Report, in full, each line of the material below in which the string "header" occurs.

---- RECORDS

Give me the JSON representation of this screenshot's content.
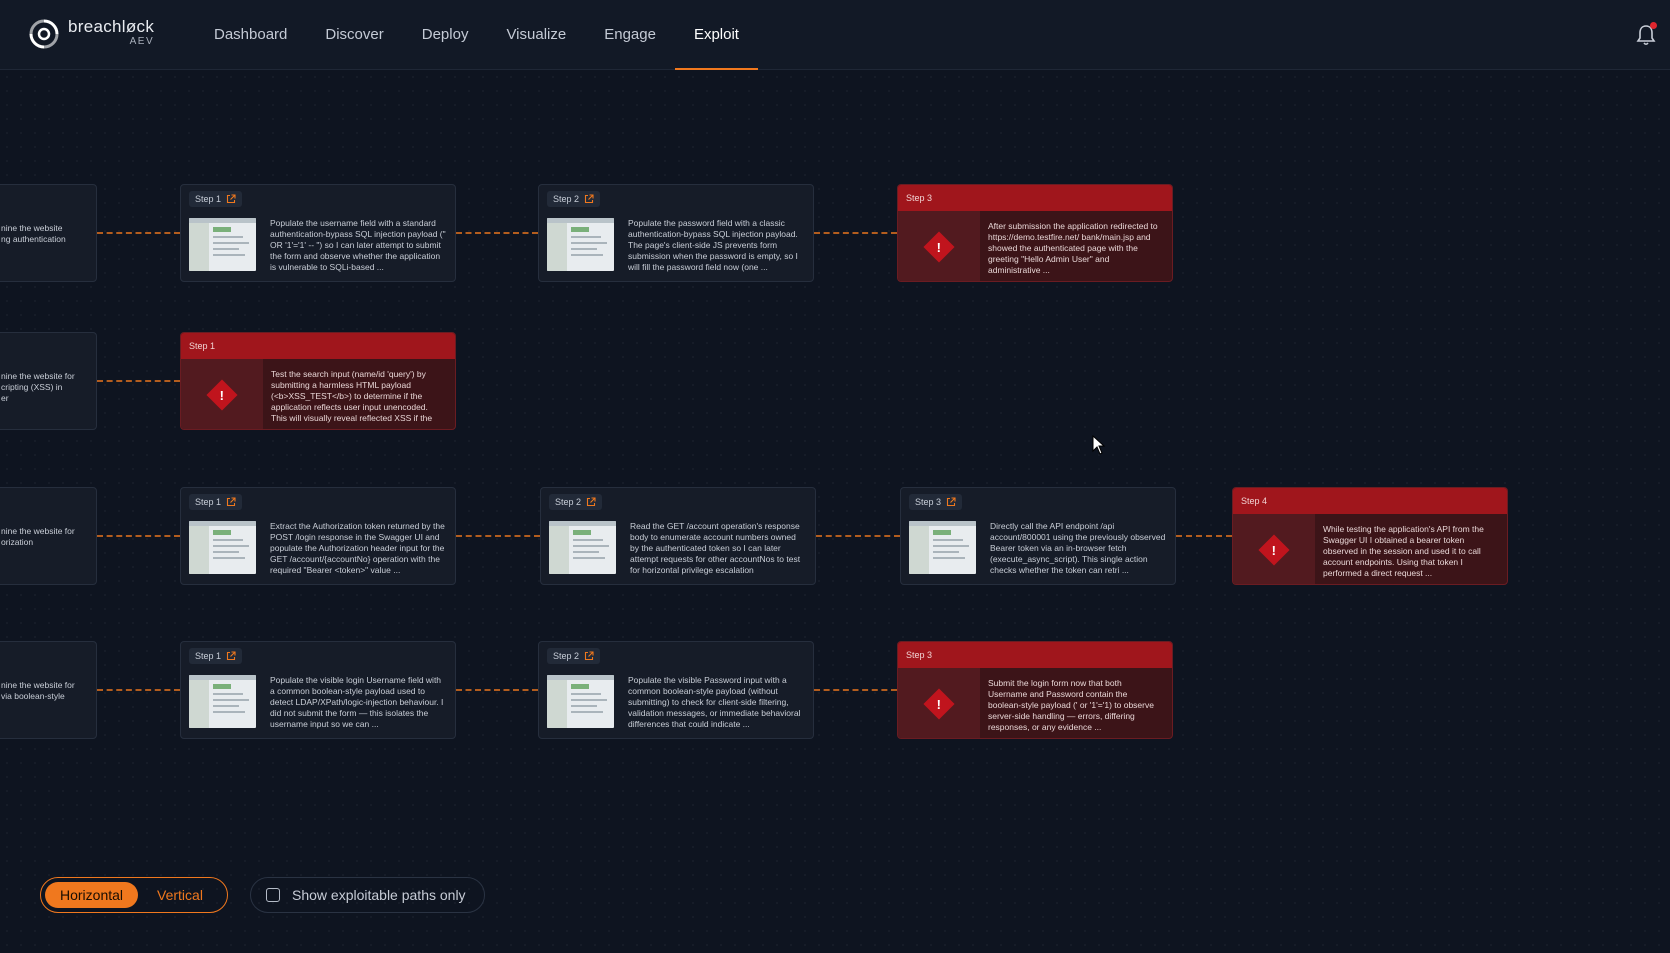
{
  "header": {
    "brand": "breachløck",
    "product": "AEV",
    "nav": [
      "Dashboard",
      "Discover",
      "Deploy",
      "Visualize",
      "Engage",
      "Exploit"
    ],
    "active_nav": "Exploit"
  },
  "rows": [
    {
      "stub_text": [
        "nine the website",
        "ng authentication"
      ],
      "steps": [
        {
          "label": "Step 1",
          "type": "normal",
          "text": "Populate the username field with a standard authentication-bypass SQL injection payload (\" OR '1'='1' -- \") so I can later attempt to submit the form and observe whether the application is vulnerable to SQLi-based ..."
        },
        {
          "label": "Step 2",
          "type": "normal",
          "text": "Populate the password field with a classic authentication-bypass SQL injection payload. The page's client-side JS prevents form submission when the password is empty, so I will fill the password field now (one ..."
        },
        {
          "label": "Step 3",
          "type": "exploit",
          "text": "After submission the application redirected to https://demo.testfire.net/ bank/main.jsp and showed the authenticated page with the greeting \"Hello Admin User\" and administrative ..."
        }
      ]
    },
    {
      "stub_text": [
        "nine the website for",
        "cripting (XSS) in",
        "er"
      ],
      "steps": [
        {
          "label": "Step 1",
          "type": "exploit",
          "text": "Test the search input (name/id 'query') by submitting a harmless HTML payload (<b>XSS_TEST</b>) to determine if the application reflects user input unencoded. This will visually reveal reflected XSS if the"
        }
      ]
    },
    {
      "stub_text": [
        "nine the website for",
        "orization"
      ],
      "steps": [
        {
          "label": "Step 1",
          "type": "normal",
          "text": "Extract the Authorization token returned by the POST /login response in the Swagger UI and populate the Authorization header input for the GET /account/{accountNo} operation with the required \"Bearer <token>\" value ..."
        },
        {
          "label": "Step 2",
          "type": "normal",
          "text": "Read the GET /account operation's response body to enumerate account numbers owned by the authenticated token so I can later attempt requests for other accountNos to test for horizontal privilege escalation"
        },
        {
          "label": "Step 3",
          "type": "normal",
          "text": "Directly call the API endpoint /api account/800001 using the previously observed Bearer token via an in-browser fetch (execute_async_script). This single action checks whether the token can retri ..."
        },
        {
          "label": "Step 4",
          "type": "exploit",
          "text": "While testing the application's API from the Swagger UI I obtained a bearer token observed in the session and used it to call account endpoints. Using that token I performed a direct request ..."
        }
      ]
    },
    {
      "stub_text": [
        "nine the website for",
        "via boolean-style"
      ],
      "steps": [
        {
          "label": "Step 1",
          "type": "normal",
          "text": "Populate the visible login Username field with a common boolean-style payload used to detect LDAP/XPath/logic-injection behaviour. I did not submit the form — this isolates the username input so we can ..."
        },
        {
          "label": "Step 2",
          "type": "normal",
          "text": "Populate the visible Password input with a common boolean-style payload (without submitting) to check for client-side filtering, validation messages, or immediate behavioral differences that could indicate ..."
        },
        {
          "label": "Step 3",
          "type": "exploit",
          "text": "Submit the login form now that both Username and Password contain the boolean-style payload (' or '1'='1) to observe server-side handling — errors, differing responses, or any evidence ..."
        }
      ]
    }
  ],
  "controls": {
    "layout_options": [
      "Horizontal",
      "Vertical"
    ],
    "layout_selected": "Horizontal",
    "filter_label": "Show exploitable paths only",
    "filter_checked": false
  },
  "colors": {
    "accent": "#f0781e",
    "exploit_red": "#a0161c",
    "background": "#0e1420"
  },
  "icons": [
    "bell-icon",
    "external-link-icon",
    "warning-diamond-icon",
    "cursor-icon"
  ]
}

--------

__COMPLETED TASK__:
  "header": {
          "text": "Extract the Authorization token returned by the POST /login response in the Swagger UI and populate the Authorization header input for the GET /account/{accountNo} operation with the required \"Bearer <token>\" value ..."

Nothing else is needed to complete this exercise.